What Chromebooks really mean for Windows

For businesses, Chromebooks aren't about what you get - they're about what's left out. The knee jerk response is 'the operating system' (it's Linux underneath but you'll never see it) but the omission that appealed to most of the businesses talking up Chromebooks at Google IO is complexity.

For businesses, Chromebooks aren't about what you get - they're about what's left out. The knee jerk response is 'the operating system' (it's Linux underneath but you'll never see it) but the omission that appealed to most of the businesses talking up Chromebooks at Google IO is complexity. With no locally installed apps, just Web apps and streamed virtual apps from VMware or Citrix, and hardly anything that the users can configure or change, there's not much to go wrong or get confused by. Of course if you want the same functionality and power of rich applications you're just migrating the complexity into the infrastructure (for virtualised applications) or the Web server (for Web apps), but it would be easy to argue that's where any complexity should be - in the hands of the people who get paid to put up with it.

Google's TCO calculations compare Chromebooks to a completely unmanaged desktop; Microsoft uses those same Gartner figures to push System Center and MDOP and Windows InTune (and Dell uses them to lease you managed notebooks). If you're going to virtualise applications to run on Chromebook you could get many of those advantages by virtualising them to run on Windows (and I expect the vast majority of businesses that use virtual apps on Chrome will be using them on a mix of platforms courtesy of Citrix or VMware). If you're one of the companies with 60% of your corporate data on the desktop rather than the server, you can use group policies to stop that without abandoning the idea of local storage.

You can do VDI and roaming profiles and folder redirection and group policies and desktop optimisation with Windows - and you can chose between umpteen different tools to do that, which may be a plus or a minus depending on how you view it - but usually it's a struggle to get users to accept locking down systems, and when you have a complex and unmanaged desktop environment it can seem like it's easier to throw it away and start again (as the old joke puts it, I wouldn't start from here). But while I might complain if you put a thin client with no YouTube access on my desk, Google has managed to make thin client look sexy by dint of packaging it as a laptop and taking advantage of the fact that a lot of what users want to play with is on the Web now.

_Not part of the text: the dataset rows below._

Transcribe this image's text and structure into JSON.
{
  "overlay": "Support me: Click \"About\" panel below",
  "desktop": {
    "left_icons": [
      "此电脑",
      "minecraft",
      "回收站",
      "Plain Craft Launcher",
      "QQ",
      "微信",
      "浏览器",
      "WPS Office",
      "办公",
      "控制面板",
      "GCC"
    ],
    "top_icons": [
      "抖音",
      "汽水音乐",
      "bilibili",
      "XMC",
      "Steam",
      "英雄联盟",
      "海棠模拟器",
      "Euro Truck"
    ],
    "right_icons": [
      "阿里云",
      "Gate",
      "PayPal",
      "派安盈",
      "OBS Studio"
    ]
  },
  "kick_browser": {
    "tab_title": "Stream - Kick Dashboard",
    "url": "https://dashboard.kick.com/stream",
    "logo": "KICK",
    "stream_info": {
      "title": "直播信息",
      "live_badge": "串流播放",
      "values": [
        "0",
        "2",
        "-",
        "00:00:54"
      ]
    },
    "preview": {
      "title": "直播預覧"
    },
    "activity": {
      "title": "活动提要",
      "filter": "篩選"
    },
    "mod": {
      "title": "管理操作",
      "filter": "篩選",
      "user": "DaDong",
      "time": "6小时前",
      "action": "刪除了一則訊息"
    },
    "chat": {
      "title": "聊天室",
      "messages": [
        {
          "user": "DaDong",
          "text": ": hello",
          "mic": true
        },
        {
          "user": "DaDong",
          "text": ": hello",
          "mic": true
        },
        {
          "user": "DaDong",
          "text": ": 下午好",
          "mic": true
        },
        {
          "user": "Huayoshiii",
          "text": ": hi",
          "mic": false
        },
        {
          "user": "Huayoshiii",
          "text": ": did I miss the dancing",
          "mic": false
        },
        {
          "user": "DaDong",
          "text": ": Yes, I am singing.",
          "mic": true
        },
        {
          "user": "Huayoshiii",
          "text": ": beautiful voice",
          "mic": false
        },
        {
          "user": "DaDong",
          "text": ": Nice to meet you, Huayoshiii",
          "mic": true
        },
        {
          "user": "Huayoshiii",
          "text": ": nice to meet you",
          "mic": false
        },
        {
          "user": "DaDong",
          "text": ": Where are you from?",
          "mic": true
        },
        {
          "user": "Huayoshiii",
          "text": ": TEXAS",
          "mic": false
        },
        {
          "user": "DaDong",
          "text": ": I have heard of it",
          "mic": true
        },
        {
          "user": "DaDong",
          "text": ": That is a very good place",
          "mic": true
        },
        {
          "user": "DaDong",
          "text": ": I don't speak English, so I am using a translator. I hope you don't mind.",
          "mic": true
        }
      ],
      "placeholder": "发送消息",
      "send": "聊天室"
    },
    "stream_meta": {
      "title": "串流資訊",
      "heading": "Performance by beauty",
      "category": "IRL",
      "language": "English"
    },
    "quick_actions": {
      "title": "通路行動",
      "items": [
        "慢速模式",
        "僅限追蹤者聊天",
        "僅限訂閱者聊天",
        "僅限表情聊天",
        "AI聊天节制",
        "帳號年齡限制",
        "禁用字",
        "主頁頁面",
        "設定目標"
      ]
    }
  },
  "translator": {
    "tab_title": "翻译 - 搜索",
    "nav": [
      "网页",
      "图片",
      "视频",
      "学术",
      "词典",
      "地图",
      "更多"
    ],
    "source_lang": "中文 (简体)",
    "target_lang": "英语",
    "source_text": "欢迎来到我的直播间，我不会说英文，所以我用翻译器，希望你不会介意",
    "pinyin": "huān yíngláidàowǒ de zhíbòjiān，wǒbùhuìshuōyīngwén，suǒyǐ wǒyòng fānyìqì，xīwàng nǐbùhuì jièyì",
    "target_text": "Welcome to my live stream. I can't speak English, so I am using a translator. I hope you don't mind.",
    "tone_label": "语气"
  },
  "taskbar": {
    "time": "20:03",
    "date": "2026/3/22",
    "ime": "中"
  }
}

The message of IE9 and IE10 (and, I predict, at least some of the message of Windows 8) is about the Web being better on (a not-too-elderly version of) Windows, plus all the rich apps you know and love. Is Windows itself something you love? Chromebooks should be sending a message to the Windows team that for users, Windows just can't be ugly or complicated any more. A lot of Windows 7 is easier to work with but dig deep enough into a control panel and you'll find a dialog box crammed with checkboxes; in IE9 that's one click into the Internet Options control panel. Anything marked Advanced is likely to be a dialog that would look at home in Windows 2000; it's like falling back down the rabbit hole. And that's assuming you know where to find the tool you need. Quick, how do you change the width of scroll bars in Windows? Of course it's obvious that you start by clicking the link in Personalization to change the window colour and then choosing Advanced appearance (er, not - and in that case searching the Start menu or control panel doesn't find the tool for you with any search keyword I can think of).

I recently turned on a new notebook that came with a long list of pre-installed software and had over 80 processes running; dealing with all of them would still involve delving into the notification area, the uninstall programs control panel, individual app options, the startup folder and probably the Registry (or at least the nifty Sysinternals Autoruns tool). That's a rich set of options for developers and power users to take advantage of - or a really confusing set of options to have to learn your way around. Of course, in the Chrome browser I can't even find a way to choose not to put the URL on the bottom of every Web page I print, and I don't think taking away all the tools is the answer - but the experience can be a lot nicer than this.

One size does not fit all; but finding your size in the racks of a badly organised discount store full of screaming toddlers (or a quirky department store that's added a lot of different rooms and galleries and collections over time; complexity doesn't equal downmarket) makes it tempting to go to a shop that only has baggy pants that you can tighten with a belt as necessary. Sure, the expert shoppers can make a beeline for the right shelf, but too many Windows users have to hunt through the interface experience of a rummage sale.

I don't care how deeply buried some of the options and dialogs in Windows are, too many people still have to face them; shouldn't that heritage of nested hierarchies of multi-tabbed dialog boxes be retired in favour of something simpler and better organised? Adding the ribbon to Explorer might help; and by that I don't mean slapping five buttons on a ribbon with a link that brings up the same old Folder Options dialog - I mean making sense of all the options and making them easy to work with. The excuse of not having time or resources to work through the entire interface is a problem for the Windows team to solve, not something for users to put up with.

Chromebooks do a tiny fraction of what PCs can do - but they do it with a fraction of the complexity users have to deal with on too many Windows systems. Windows needs to keep the power and lose the complexity.

Mary Branscombe